Because of the debt, I took on a second job—and discovered that despite the brainless nature of the work, the supervisor and other employees made me feel needed and appreciated. Which made me even more bleak—because I’d invested so much of my life and time into my teaching job that to no longer teach at the school I loved seemed unthinkable.
I lost my resiliency. Every little criticism (and most of them were probably constructive) crushed me for days. If the dog didn’t come when I called her, I felt unreasonably angry.
My husband suffered from my moodiness. My kids suffered. And their suffering only made me angrier at myself. Which made me feel more hopeless.
And then the mysterious pain hit—usually accompanied by a low-grade fever. I couldn’t take a deep breath without extreme pain—and so I stopped breathing deeply. The pain would last anywhere from two to six weeks—and no doctor could figure out what it was or what caused it. My back usually looked swollen, and so I’d try laying on ice packs. They helped. A little.

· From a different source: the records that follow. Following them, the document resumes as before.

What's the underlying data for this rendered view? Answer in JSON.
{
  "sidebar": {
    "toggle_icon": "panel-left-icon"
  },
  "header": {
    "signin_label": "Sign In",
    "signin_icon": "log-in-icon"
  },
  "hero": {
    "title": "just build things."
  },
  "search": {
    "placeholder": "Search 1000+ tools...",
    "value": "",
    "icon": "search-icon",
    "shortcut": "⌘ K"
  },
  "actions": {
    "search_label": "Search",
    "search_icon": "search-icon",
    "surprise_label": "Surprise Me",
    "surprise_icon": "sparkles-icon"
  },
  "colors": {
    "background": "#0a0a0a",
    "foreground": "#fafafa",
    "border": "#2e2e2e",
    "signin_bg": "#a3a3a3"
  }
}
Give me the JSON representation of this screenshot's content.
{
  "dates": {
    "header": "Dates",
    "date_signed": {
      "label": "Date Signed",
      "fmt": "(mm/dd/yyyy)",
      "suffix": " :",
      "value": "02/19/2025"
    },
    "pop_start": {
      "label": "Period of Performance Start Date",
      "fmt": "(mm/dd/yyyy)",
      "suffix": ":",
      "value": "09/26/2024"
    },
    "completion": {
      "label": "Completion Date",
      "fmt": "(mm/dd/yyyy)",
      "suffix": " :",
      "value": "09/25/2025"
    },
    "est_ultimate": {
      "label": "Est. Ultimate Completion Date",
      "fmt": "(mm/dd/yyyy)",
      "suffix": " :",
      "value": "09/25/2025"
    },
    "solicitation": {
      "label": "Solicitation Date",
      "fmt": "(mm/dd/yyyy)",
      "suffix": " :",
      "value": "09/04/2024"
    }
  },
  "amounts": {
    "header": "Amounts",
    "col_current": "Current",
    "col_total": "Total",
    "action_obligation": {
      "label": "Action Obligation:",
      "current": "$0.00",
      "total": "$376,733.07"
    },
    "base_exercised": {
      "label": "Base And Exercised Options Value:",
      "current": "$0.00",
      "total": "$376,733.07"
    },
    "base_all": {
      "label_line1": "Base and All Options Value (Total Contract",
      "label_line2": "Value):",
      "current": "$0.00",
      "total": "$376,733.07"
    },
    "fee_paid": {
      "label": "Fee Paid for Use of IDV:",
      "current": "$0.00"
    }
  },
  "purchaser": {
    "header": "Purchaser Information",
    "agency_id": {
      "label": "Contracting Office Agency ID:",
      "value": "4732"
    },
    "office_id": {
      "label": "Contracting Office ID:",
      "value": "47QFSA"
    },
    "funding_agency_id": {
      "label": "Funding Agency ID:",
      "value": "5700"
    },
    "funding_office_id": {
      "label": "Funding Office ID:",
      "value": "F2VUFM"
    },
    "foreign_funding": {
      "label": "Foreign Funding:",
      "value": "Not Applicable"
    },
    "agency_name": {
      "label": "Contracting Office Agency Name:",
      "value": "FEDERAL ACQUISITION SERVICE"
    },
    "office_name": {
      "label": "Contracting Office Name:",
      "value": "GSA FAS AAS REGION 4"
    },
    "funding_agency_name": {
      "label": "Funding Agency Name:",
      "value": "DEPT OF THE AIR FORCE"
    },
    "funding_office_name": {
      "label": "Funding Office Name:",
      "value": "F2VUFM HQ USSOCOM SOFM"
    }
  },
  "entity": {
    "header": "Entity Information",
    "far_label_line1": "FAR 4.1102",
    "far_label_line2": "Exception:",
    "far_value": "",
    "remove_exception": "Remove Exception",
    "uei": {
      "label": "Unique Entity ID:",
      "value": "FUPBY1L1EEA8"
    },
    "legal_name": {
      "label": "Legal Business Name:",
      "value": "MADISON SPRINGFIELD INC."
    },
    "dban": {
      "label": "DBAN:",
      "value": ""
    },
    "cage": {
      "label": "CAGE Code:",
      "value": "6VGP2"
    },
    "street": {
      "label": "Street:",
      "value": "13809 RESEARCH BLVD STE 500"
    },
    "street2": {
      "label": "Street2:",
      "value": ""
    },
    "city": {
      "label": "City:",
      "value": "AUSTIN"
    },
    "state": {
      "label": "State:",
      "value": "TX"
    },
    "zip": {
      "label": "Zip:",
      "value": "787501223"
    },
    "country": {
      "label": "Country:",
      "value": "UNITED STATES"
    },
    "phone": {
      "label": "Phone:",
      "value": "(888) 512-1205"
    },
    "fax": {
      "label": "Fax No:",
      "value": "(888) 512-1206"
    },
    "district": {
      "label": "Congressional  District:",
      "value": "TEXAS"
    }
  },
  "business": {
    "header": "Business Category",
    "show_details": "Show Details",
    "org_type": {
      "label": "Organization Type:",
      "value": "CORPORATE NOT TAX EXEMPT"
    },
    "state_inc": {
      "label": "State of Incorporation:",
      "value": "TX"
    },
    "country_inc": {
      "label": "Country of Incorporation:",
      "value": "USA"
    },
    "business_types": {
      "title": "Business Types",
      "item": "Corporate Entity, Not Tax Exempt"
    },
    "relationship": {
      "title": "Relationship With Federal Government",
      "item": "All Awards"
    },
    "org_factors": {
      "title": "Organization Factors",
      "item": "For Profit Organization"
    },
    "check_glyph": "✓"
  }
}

I couldn’t taste food (nor did I want to eat very much, because food hurt my stomach), and life lost its flavor.
Eventually, the band of pain would loosen (it wasn’t a heart attack, I went to the ER several times) and life would slowly return to normal. But the fear of the pain always lingered. I stopped working my second job. I read books on depression (they helped). I should have gone into counseling, because I suspect now that the physical pain was my body’s way of dealing with stress and emotional upheaval.
Somewhere during my year of caregiving, I lost the ability to process emotions in a healthy way, and this is how my body coped—long after the caregiving journey had ended. If I had sought emotional help earlier on, maybe I wouldn’t have had to endure pain for so long.
I haven’t had the pain for one year and eight months now. And I hope it never returns. God gave me a one-year sabbatical two years ago, and the rest (if you can call moving and remodeling a house over a five-month period ‘rest’) from the regular has helped immensely.
God created us to feel—to be fully alive. I think my physical symptoms were a warning light on my dashboard. Often we don’t associate the physical with the emotional or mental, but maybe we should. Our physical aches and pains might mask our emotional aches and pains. Medicating the former will do nothing to heal the latter.
Don’t be like me. Get help! No one should suffer physical pain or depression or live in a state of emotional bleakness. Click To Tweet
If a warning light comes on in your car, you don’t ignore it (unless you want to ruin your vehicle)—you take your vehicle to a mechanic to get it fixed.
If a warning light comes on in your life, don’t ignore it. Take yourself to a ‘mechanic’ (counselor/psychiatrist/psychologist/treatment center) as soon as possible. (click to tweet)
Don’t wait until you’ve slid so far down in the pit of depression that life looks hopeless. You matter. You are infinitely valuable. You are irreplaceable. You have a job that only you can do. And while you can’t see it or feel it, you are loved beyond measure.
(I’m linking up with Kirsten Oliphant and other writers for Not So (Small) Stories. In fact, this story seems pretty big to me, because no one likes to talk about their mental health and what they didn’t do but should have done. I hope that my experience will allow you to take a look at your life and check for warning lights).